|Clasificación internacional||H05B41/36, H05B41/392, H05B41/282, H05B37/02|
|Clasificación cooperativa||Y10S315/04, Y10S315/07, H05B37/0263, H05B41/3927, H05B41/2828, H05B41/36|
|Clasificación europea||H05B37/02B6P, H05B41/392D8, H05B41/36, H05B41/282P4|
|10 Dic 1982||AS||Assignment|
Owner name: HONEYWELL INC. MINNEAPOLIS,MN. A CORP OF DE.
Free format text: ASSIGNMENT OF ASSIGNORS INTEREST.;ASSIGNORS:STAMM, THOMAS A.;ZANSKY, ZOLTAN;REEL/FRAME:004105/0870;SIGNING DATES FROM 19821130 TO 19821209
|12 Sep 1988||FPAY||Fee payment|
Year of fee payment: 4
|18 Sep 1992||FPAY||Fee payment|
Year of fee payment: 8

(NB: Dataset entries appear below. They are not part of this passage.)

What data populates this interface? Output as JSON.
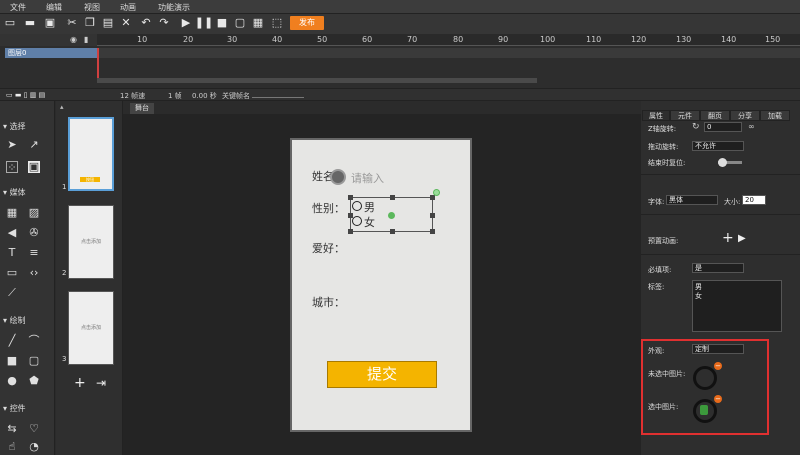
{
  "menu": [
    "文件",
    "编辑",
    "视图",
    "动画",
    "功能演示"
  ],
  "toolbar": {
    "publish_label": "发布"
  },
  "timeline": {
    "ruler": [
      "10",
      "20",
      "30",
      "40",
      "50",
      "60",
      "70",
      "80",
      "90",
      "100",
      "110",
      "120",
      "130",
      "140",
      "150"
    ],
    "layer_name": "图层0"
  },
  "statusbar": {
    "fps": "12 帧速",
    "frame": "1 帧",
    "time": "0.00 秒",
    "keyframe_label": "关键帧名"
  },
  "tools": {
    "sections": [
      "选择",
      "媒体",
      "绘制",
      "控件"
    ]
  },
  "pages": {
    "thumbs": [
      {
        "num": "1",
        "label": "按钮"
      },
      {
        "num": "2",
        "label": "点击添加"
      },
      {
        "num": "3",
        "label": "点击添加"
      }
    ]
  },
  "stage": {
    "tab": "舞台"
  },
  "form": {
    "name_label": "姓名",
    "name_placeholder": "请输入",
    "gender_label": "性别：",
    "options": [
      "男",
      "女"
    ],
    "hobby_label": "爱好：",
    "city_label": "城市：",
    "submit": "提交"
  },
  "props": {
    "tabs": [
      "属性",
      "元件",
      "翻页",
      "分享",
      "加载"
    ],
    "z_rotation_label": "Z轴旋转:",
    "z_rotation_value": "0",
    "drag_rotate_label": "拖动旋转:",
    "drag_rotate_value": "不允许",
    "reset_label": "结束时复位:",
    "font_label": "字体:",
    "font_value": "黑体",
    "size_label": "大小:",
    "size_value": "20",
    "preset_anim_label": "预置动画:",
    "required_label": "必填项:",
    "required_value": "是",
    "tags_label": "标签:",
    "tags_value": [
      "男",
      "女"
    ],
    "appearance_label": "外观:",
    "appearance_value": "定制",
    "unselected_label": "未选中图片:",
    "selected_label": "选中图片:"
  }
}
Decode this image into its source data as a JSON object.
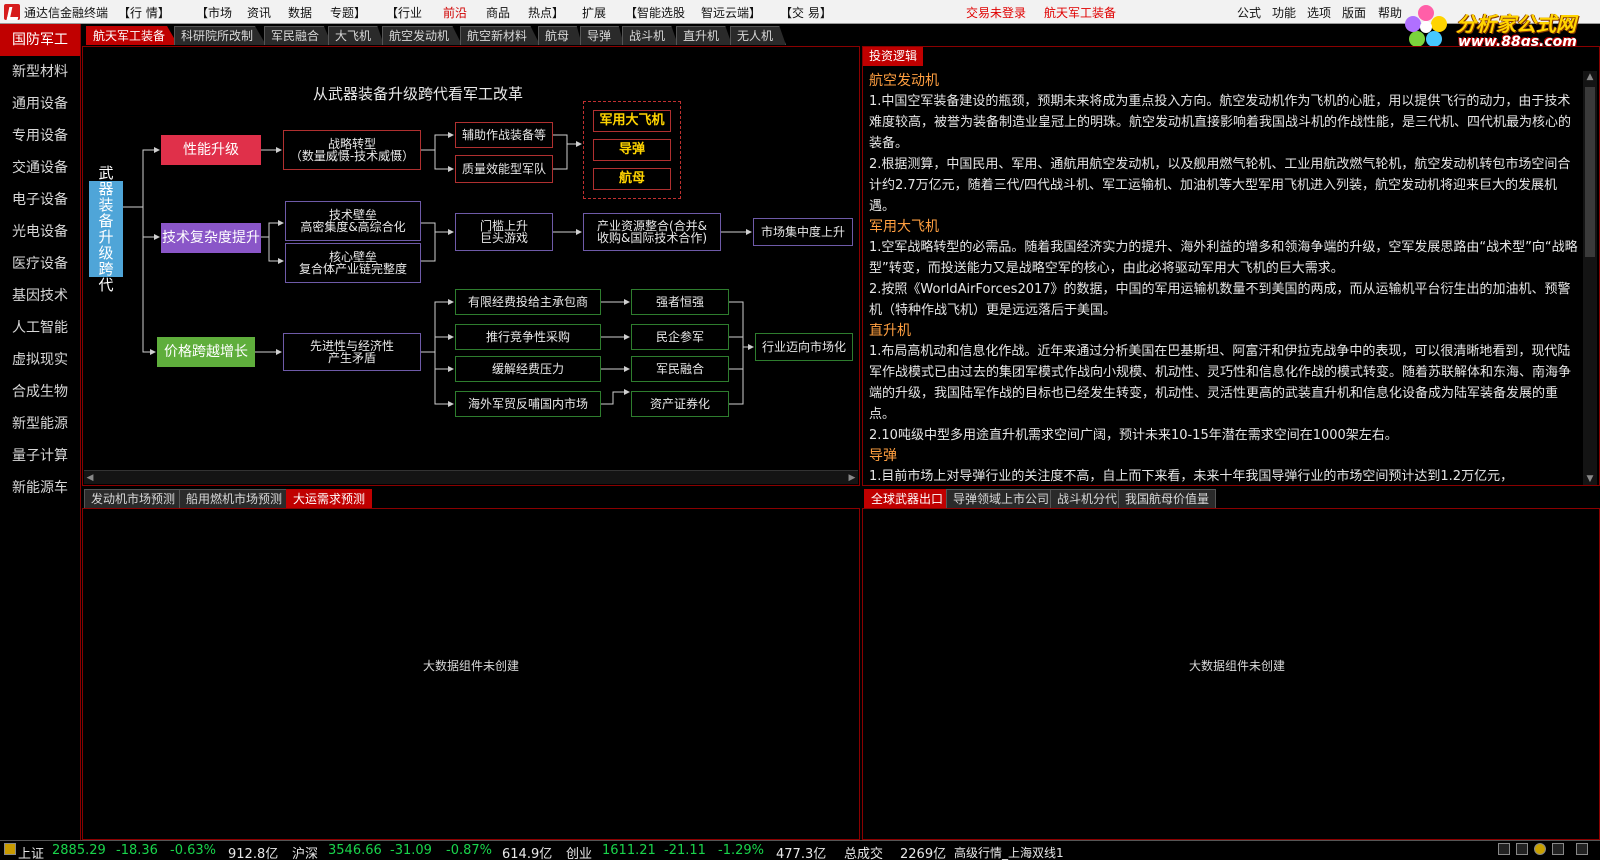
{
  "app": {
    "title": "通达信金融终端",
    "menu": [
      "【行 情】",
      "【市场",
      "资讯",
      "数据",
      "专题】",
      "【行业",
      "前沿",
      "商品",
      "热点】",
      "扩展",
      "【智能选股",
      "智远云端】",
      "【交 易】"
    ],
    "active_menu": "前沿",
    "login_status": "交易未登录",
    "current_board": "航天军工装备",
    "right_menu": [
      "公式",
      "功能",
      "选项",
      "版面",
      "帮助"
    ],
    "brand_name": "分析家公式网",
    "brand_url": "www.88gs.com"
  },
  "sidebar": {
    "items": [
      "国防军工",
      "新型材料",
      "通用设备",
      "专用设备",
      "交通设备",
      "电子设备",
      "光电设备",
      "医疗设备",
      "基因技术",
      "人工智能",
      "虚拟现实",
      "合成生物",
      "新型能源",
      "量子计算",
      "新能源车"
    ],
    "active": "国防军工"
  },
  "top_tabs": [
    "航天军工装备",
    "科研院所改制",
    "军民融合",
    "大飞机",
    "航空发动机",
    "航空新材料",
    "航母",
    "导弹",
    "战斗机",
    "直升机",
    "无人机"
  ],
  "top_tabs_active": "航天军工装备",
  "diagram": {
    "title": "从武器装备升级跨代看军工改革",
    "root": "武器装备升级跨代",
    "level1": [
      "性能升级",
      "技术复杂度提升",
      "价格跨越增长"
    ],
    "n_strategy": "战略转型\n（数量威慑-技术威慑）",
    "n_assist": "辅助作战装备等",
    "n_quality": "质量效能型军队",
    "n_plane": "军用大飞机",
    "n_missile": "导弹",
    "n_carrier": "航母",
    "n_tech": "技术壁垒\n高密集度&高综合化",
    "n_core": "核心壁垒\n复合体产业链完整度",
    "n_barrier": "门槛上升\n巨头游戏",
    "n_merge": "产业资源整合(合并&\n收购&国际技术合作)",
    "n_conc": "市场集中度上升",
    "n_adv": "先进性与经济性\n产生矛盾",
    "n_fund": "有限经费投给主承包商",
    "n_comp": "推行竞争性采购",
    "n_ease": "缓解经费压力",
    "n_trade": "海外军贸反哺国内市场",
    "n_strong": "强者恒强",
    "n_private": "民企参军",
    "n_civil": "军民融合",
    "n_sec": "资产证券化",
    "n_market": "行业迈向市场化"
  },
  "logic": {
    "header": "投资逻辑",
    "sections": [
      {
        "title": "航空发动机",
        "paras": [
          "1.中国空军装备建设的瓶颈，预期未来将成为重点投入方向。航空发动机作为飞机的心脏，用以提供飞行的动力，由于技术难度较高，被誉为装备制造业皇冠上的明珠。航空发动机直接影响着我国战斗机的作战性能，是三代机、四代机最为核心的装备。",
          "2.根据测算，中国民用、军用、通航用航空发动机，以及舰用燃气轮机、工业用航改燃气轮机，航空发动机转包市场空间合计约2.7万亿元，随着三代/四代战斗机、军工运输机、加油机等大型军用飞机进入列装，航空发动机将迎来巨大的发展机遇。"
        ]
      },
      {
        "title": "军用大飞机",
        "paras": [
          "1.空军战略转型的必需品。随着我国经济实力的提升、海外利益的增多和领海争端的升级，空军发展思路由“战术型”向“战略型”转变，而投送能力又是战略空军的核心，由此必将驱动军用大飞机的巨大需求。",
          "2.按照《WorldAirForces2017》的数据，中国的军用运输机数量不到美国的两成，而从运输机平台衍生出的加油机、预警机（特种作战飞机）更是远远落后于美国。"
        ]
      },
      {
        "title": "直升机",
        "paras": [
          "1.布局高机动和信息化作战。近年来通过分析美国在巴基斯坦、阿富汗和伊拉克战争中的表现，可以很清晰地看到，现代陆军作战模式已由过去的集团军模式作战向小规模、机动性、灵巧性和信息化作战的模式转变。随着苏联解体和东海、南海争端的升级，我国陆军作战的目标也已经发生转变，机动性、灵活性更高的武装直升机和信息化设备成为陆军装备发展的重点。",
          "2.10吨级中型多用途直升机需求空间广阔，预计未来10-15年潜在需求空间在1000架左右。"
        ]
      },
      {
        "title": "导弹",
        "paras": [
          "1.目前市场上对导弹行业的关注度不高，自上而下来看，未来十年我国导弹行业的市场空间预计达到1.2万亿元，"
        ]
      }
    ]
  },
  "bottom_left": {
    "tabs": [
      "发动机市场预测",
      "船用燃机市场预测",
      "大运需求预测"
    ],
    "active": "大运需求预测",
    "placeholder": "大数据组件未创建"
  },
  "bottom_right": {
    "tabs": [
      "全球武器出口",
      "导弹领域上市公司",
      "战斗机分代",
      "我国航母价值量"
    ],
    "active": "全球武器出口",
    "placeholder": "大数据组件未创建"
  },
  "status": {
    "sh_label": "上证",
    "sh_val": "2885.29",
    "sh_chg": "-18.36",
    "sh_pct": "-0.63%",
    "sh_amt": "912.8亿",
    "sz_label": "沪深",
    "sz_val": "3546.66",
    "sz_chg": "-31.09",
    "sz_pct": "-0.87%",
    "sz_amt": "614.9亿",
    "cy_label": "创业",
    "cy_val": "1611.21",
    "cy_chg": "-21.11",
    "cy_pct": "-1.29%",
    "cy_amt": "477.3亿",
    "total_label": "总成交",
    "total_amt": "2269亿",
    "feed": "高级行情_上海双线1",
    "colors": {
      "down": "#19d44b",
      "accent": "#c00000"
    }
  }
}
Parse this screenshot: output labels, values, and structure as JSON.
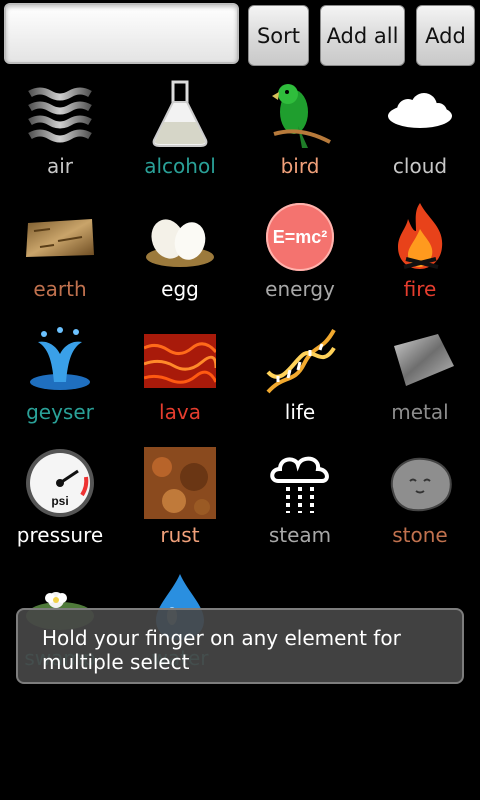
{
  "toolbar": {
    "search_value": "",
    "sort_label": "Sort",
    "add_all_label": "Add all",
    "add_label": "Add"
  },
  "elements": [
    {
      "name": "air",
      "color": "#c8c8c8",
      "icon": "air-icon"
    },
    {
      "name": "alcohol",
      "color": "#2aa198",
      "icon": "flask-icon"
    },
    {
      "name": "bird",
      "color": "#f0a07a",
      "icon": "parrot-icon"
    },
    {
      "name": "cloud",
      "color": "#c8c8c8",
      "icon": "cloud-icon"
    },
    {
      "name": "earth",
      "color": "#c0714e",
      "icon": "earth-icon"
    },
    {
      "name": "egg",
      "color": "#ffffff",
      "icon": "eggs-icon"
    },
    {
      "name": "energy",
      "color": "#a8a8a8",
      "icon": "emc2-icon"
    },
    {
      "name": "fire",
      "color": "#e53d2e",
      "icon": "fire-icon"
    },
    {
      "name": "geyser",
      "color": "#2aa198",
      "icon": "geyser-icon"
    },
    {
      "name": "lava",
      "color": "#e53d2e",
      "icon": "lava-icon"
    },
    {
      "name": "life",
      "color": "#ffffff",
      "icon": "dna-icon"
    },
    {
      "name": "metal",
      "color": "#8c8c8c",
      "icon": "metal-icon"
    },
    {
      "name": "pressure",
      "color": "#ffffff",
      "icon": "gauge-icon"
    },
    {
      "name": "rust",
      "color": "#f0a07a",
      "icon": "rust-icon"
    },
    {
      "name": "steam",
      "color": "#a8a8a8",
      "icon": "steam-icon"
    },
    {
      "name": "stone",
      "color": "#c0714e",
      "icon": "stone-icon"
    },
    {
      "name": "swamp",
      "color": "#2aa198",
      "icon": "swamp-icon"
    },
    {
      "name": "water",
      "color": "#2aa198",
      "icon": "water-drop-icon"
    }
  ],
  "toast": {
    "message": "Hold your finger on any element for multiple select"
  }
}
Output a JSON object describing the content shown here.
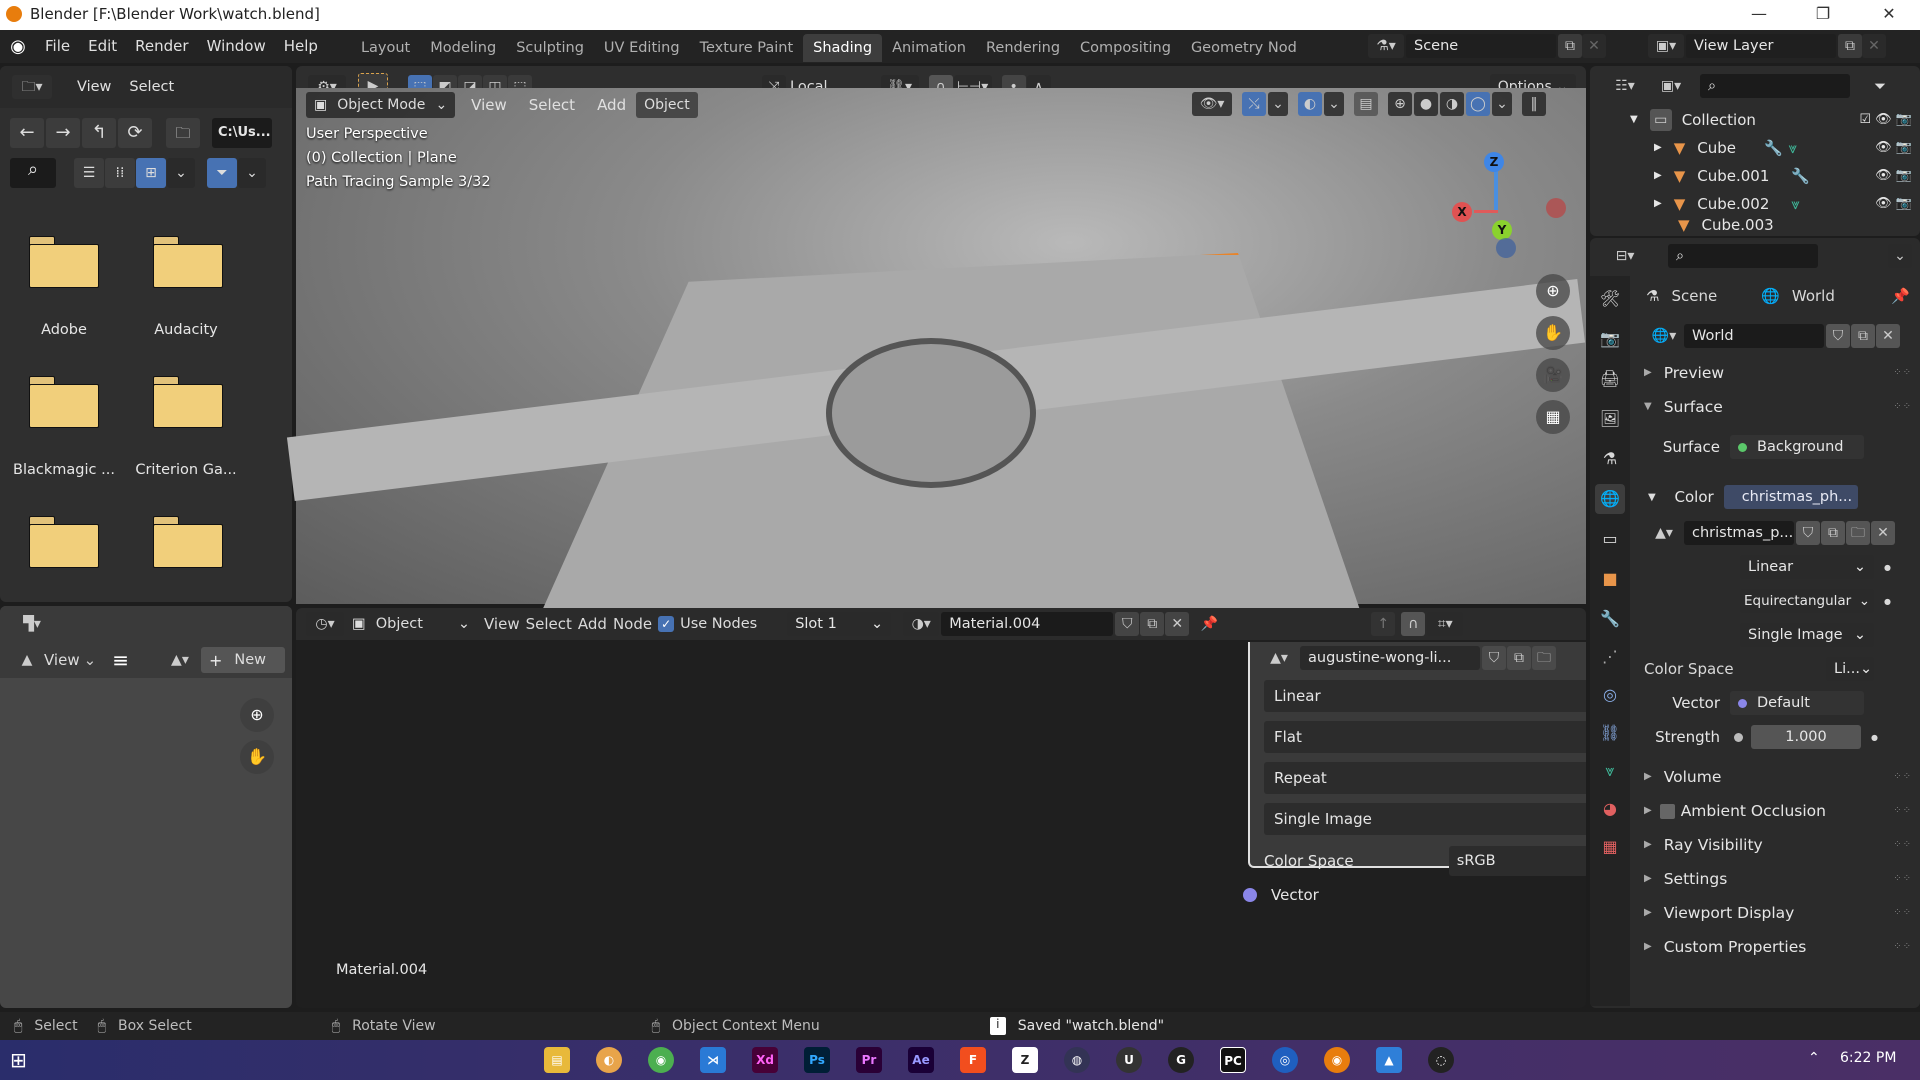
{
  "window": {
    "title": "Blender [F:\\Blender Work\\watch.blend]",
    "controls": {
      "minimize": "—",
      "restore": "❐",
      "close": "✕"
    }
  },
  "menubar": {
    "items": [
      "File",
      "Edit",
      "Render",
      "Window",
      "Help"
    ],
    "workspaces": [
      {
        "label": "Layout",
        "active": false
      },
      {
        "label": "Modeling",
        "active": false
      },
      {
        "label": "Sculpting",
        "active": false
      },
      {
        "label": "UV Editing",
        "active": false
      },
      {
        "label": "Texture Paint",
        "active": false
      },
      {
        "label": "Shading",
        "active": true
      },
      {
        "label": "Animation",
        "active": false
      },
      {
        "label": "Rendering",
        "active": false
      },
      {
        "label": "Compositing",
        "active": false
      },
      {
        "label": "Geometry Nod",
        "active": false
      }
    ],
    "scene": "Scene",
    "view_layer": "View Layer"
  },
  "file_browser": {
    "header": {
      "view": "View",
      "select": "Select"
    },
    "path": "C:\\Us...",
    "folders": [
      "Adobe",
      "Audacity",
      "Blackmagic ...",
      "Criterion Ga...",
      "",
      ""
    ]
  },
  "image_editor": {
    "view": "View",
    "new_button": "New"
  },
  "viewport": {
    "toolbar": {
      "orientation": "Local",
      "options": "Options"
    },
    "header": {
      "mode": "Object Mode",
      "view": "View",
      "select": "Select",
      "add": "Add",
      "object": "Object"
    },
    "overlay": {
      "line1": "User Perspective",
      "line2": "(0) Collection | Plane",
      "line3": "Path Tracing Sample 3/32"
    },
    "gizmo": {
      "x": "X",
      "y": "Y",
      "z": "Z"
    }
  },
  "node_editor": {
    "header": {
      "mode": "Object",
      "view": "View",
      "select": "Select",
      "add": "Add",
      "node": "Node",
      "use_nodes": "Use Nodes",
      "use_nodes_checked": true,
      "slot": "Slot 1",
      "material": "Material.004"
    },
    "material_label": "Material.004",
    "image_node": {
      "image": "augustine-wong-li...",
      "interpolation": "Linear",
      "projection": "Flat",
      "extension": "Repeat",
      "source": "Single Image",
      "color_space_label": "Color Space",
      "color_space": "sRGB",
      "vector_socket": "Vector"
    }
  },
  "outliner": {
    "items": [
      {
        "name": "Collection",
        "type": "collection"
      },
      {
        "name": "Cube",
        "type": "mesh"
      },
      {
        "name": "Cube.001",
        "type": "mesh"
      },
      {
        "name": "Cube.002",
        "type": "mesh"
      },
      {
        "name": "Cube.003",
        "type": "mesh"
      }
    ]
  },
  "properties": {
    "breadcrumb": {
      "scene": "Scene",
      "world": "World"
    },
    "world_name": "World",
    "sections": {
      "preview": "Preview",
      "surface": "Surface"
    },
    "surface": {
      "surface_label": "Surface",
      "surface_value": "Background",
      "color_label": "Color",
      "color_value": "christmas_ph...",
      "image_name": "christmas_p...",
      "interpolation": "Linear",
      "projection": "Equirectangular",
      "source": "Single Image",
      "color_space_label": "Color Space",
      "color_space": "Li...",
      "vector_label": "Vector",
      "vector_value": "Default",
      "strength_label": "Strength",
      "strength_value": "1.000"
    },
    "collapsed_sections": [
      "Volume",
      "Ambient Occlusion",
      "Ray Visibility",
      "Settings",
      "Viewport Display",
      "Custom Properties"
    ]
  },
  "statusbar": {
    "select": "Select",
    "box_select": "Box Select",
    "rotate_view": "Rotate View",
    "context_menu": "Object Context Menu",
    "message": "Saved \"watch.blend\""
  },
  "taskbar": {
    "apps": [
      "File Explorer",
      "Firefox",
      "Chrome",
      "VS Code",
      "Xd",
      "Ps",
      "Pr",
      "Ae",
      "Figma",
      "ZBrush",
      "DaVinci Resolve",
      "Unreal",
      "Logitech G",
      "PyCharm",
      "Cinema 4D",
      "Blender",
      "Photos",
      "OBS"
    ],
    "clock": "6:22 PM"
  },
  "colors": {
    "accent": "#4772b3",
    "active_orange": "#e87d0d",
    "folder": "#f1cf7b"
  }
}
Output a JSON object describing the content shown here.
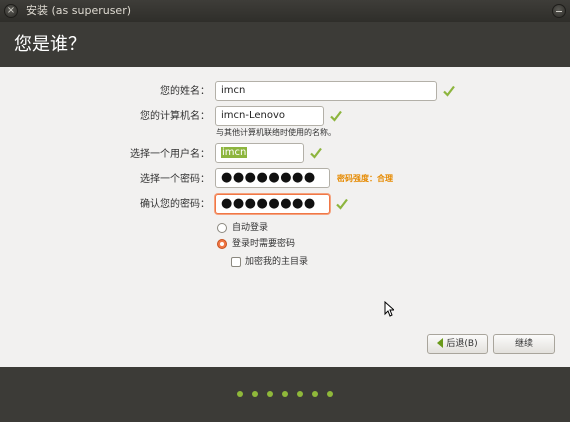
{
  "window": {
    "title": "安装 (as superuser)"
  },
  "page": {
    "title": "您是谁？"
  },
  "form": {
    "name": {
      "label": "您的姓名：",
      "value": "imcn"
    },
    "computer": {
      "label": "您的计算机名：",
      "value": "imcn-Lenovo",
      "hint": "与其他计算机联络时使用的名称。"
    },
    "username": {
      "label": "选择一个用户名：",
      "value": "imcn"
    },
    "password": {
      "label": "选择一个密码：",
      "value": "●●●●●●●●",
      "strength": "密码强度：合理"
    },
    "confirm": {
      "label": "确认您的密码：",
      "value": "●●●●●●●●"
    }
  },
  "options": {
    "auto_login": "自动登录",
    "require_password": "登录时需要密码",
    "encrypt_home": "加密我的主目录",
    "selected": "require_password",
    "encrypt_checked": false
  },
  "buttons": {
    "back": "后退(B)",
    "continue": "继续"
  },
  "progress": {
    "total_steps": 7
  },
  "colors": {
    "header": "#3c3b37",
    "accent": "#f07746",
    "check": "#8db53e",
    "strength": "#e68a00"
  },
  "icons": [
    "close-icon",
    "minimize-icon",
    "checkmark-icon",
    "back-arrow-icon",
    "mouse-pointer-icon"
  ]
}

|20 Sep 1996||FPAY||Fee payment|
Year of fee payment: 12